“We’ll have flying cars before we will have AI tutors,” Nitta said. “[Teaching] is a deeply human process that AI is hopelessly incapable of meeting in a meaningful way. It’s like being a therapist or like being a nurse.”
While at IBM, Nitta led the use of IBM’s Watson platform for the creation of the Watson Tutor, a conversational-agent-based adaptive learning system. Nitta had the privilege of being years ahead of the generative AI boom we’re currently experiencing.
He found himself extremely hopeful about the technology’s usability as a tool for experts. Nitta’s belief is that generative AI will change the world because it can “automate things that humans don’t like to do” — not because it will replace human workers entirely.
This was the initial inspiration for Nitta’s co-founding of Merlyn Mind, whose first product was an in-classroom AI assistant for teachers. By creating a new education-focused large language model from the ground up, Merlyn Mind’s team of over 25 PhDs was able to reduce the incorrect information (hallucinations) offered by competing platforms built on top of ChatGPT.
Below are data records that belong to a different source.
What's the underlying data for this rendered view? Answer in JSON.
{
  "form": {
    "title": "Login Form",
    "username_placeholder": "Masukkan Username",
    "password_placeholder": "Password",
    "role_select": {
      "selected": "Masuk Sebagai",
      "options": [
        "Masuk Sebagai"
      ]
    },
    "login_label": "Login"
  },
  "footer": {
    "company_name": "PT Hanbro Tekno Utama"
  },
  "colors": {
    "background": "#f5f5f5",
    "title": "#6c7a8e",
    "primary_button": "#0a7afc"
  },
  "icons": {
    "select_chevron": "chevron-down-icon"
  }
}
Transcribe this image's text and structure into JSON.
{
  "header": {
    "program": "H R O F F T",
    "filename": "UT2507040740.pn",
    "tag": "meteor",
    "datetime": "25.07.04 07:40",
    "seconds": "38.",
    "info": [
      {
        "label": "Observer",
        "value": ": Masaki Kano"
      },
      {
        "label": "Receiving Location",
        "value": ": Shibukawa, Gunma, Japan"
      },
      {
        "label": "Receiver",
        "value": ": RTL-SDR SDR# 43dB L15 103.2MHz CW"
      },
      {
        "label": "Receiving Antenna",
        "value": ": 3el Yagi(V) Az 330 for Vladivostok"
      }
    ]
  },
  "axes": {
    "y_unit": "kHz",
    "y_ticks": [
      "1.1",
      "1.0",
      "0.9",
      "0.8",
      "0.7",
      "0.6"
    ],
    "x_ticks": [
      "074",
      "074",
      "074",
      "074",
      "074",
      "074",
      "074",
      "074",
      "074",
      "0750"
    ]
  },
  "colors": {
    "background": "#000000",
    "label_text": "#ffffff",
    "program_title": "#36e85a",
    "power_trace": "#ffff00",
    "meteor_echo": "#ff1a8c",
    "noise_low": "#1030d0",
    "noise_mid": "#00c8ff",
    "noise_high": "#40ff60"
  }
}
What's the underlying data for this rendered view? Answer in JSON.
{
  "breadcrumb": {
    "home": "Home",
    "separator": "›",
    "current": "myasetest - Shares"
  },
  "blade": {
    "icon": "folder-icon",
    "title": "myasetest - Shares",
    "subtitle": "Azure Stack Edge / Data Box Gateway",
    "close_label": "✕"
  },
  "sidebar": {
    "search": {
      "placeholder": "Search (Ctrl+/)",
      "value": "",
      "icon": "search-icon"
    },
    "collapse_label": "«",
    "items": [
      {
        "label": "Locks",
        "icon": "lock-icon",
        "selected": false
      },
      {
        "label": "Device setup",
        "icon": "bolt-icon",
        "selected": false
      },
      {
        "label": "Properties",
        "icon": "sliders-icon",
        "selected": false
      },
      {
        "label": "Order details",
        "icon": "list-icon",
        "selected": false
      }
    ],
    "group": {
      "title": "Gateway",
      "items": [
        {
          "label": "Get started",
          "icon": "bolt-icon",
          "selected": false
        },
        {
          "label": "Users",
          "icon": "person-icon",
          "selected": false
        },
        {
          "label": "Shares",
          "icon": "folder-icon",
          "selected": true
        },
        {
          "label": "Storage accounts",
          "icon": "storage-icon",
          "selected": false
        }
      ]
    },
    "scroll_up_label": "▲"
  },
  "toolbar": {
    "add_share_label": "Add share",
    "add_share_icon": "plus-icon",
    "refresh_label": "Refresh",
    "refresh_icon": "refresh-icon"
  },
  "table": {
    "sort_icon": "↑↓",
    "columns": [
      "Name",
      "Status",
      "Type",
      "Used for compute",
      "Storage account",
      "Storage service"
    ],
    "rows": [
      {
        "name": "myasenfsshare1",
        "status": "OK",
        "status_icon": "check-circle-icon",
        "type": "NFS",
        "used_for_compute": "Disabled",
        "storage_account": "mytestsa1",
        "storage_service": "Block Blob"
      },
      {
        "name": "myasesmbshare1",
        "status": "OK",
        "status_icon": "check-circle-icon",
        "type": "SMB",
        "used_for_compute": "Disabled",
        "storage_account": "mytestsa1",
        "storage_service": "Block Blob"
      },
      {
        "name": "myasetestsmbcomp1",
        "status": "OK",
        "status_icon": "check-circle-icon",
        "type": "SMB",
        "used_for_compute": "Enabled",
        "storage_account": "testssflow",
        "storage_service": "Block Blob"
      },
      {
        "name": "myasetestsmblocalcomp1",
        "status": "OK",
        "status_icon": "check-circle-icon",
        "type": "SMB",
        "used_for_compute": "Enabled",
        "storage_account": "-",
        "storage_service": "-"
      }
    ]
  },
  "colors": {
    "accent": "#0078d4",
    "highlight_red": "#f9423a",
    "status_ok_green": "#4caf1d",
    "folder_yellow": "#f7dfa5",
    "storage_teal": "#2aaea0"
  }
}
Though an AI tutor may never be able to provide the same human motivation or empathetic knowledge as a real teacher, it will be able to augment human tutors in ways never before imagined. Merlyn Mind has had the good fortune of working with domain experts who have been building this future for decades.
We extend our thanks to EdSurge for its thoughtful feature, which you can read here.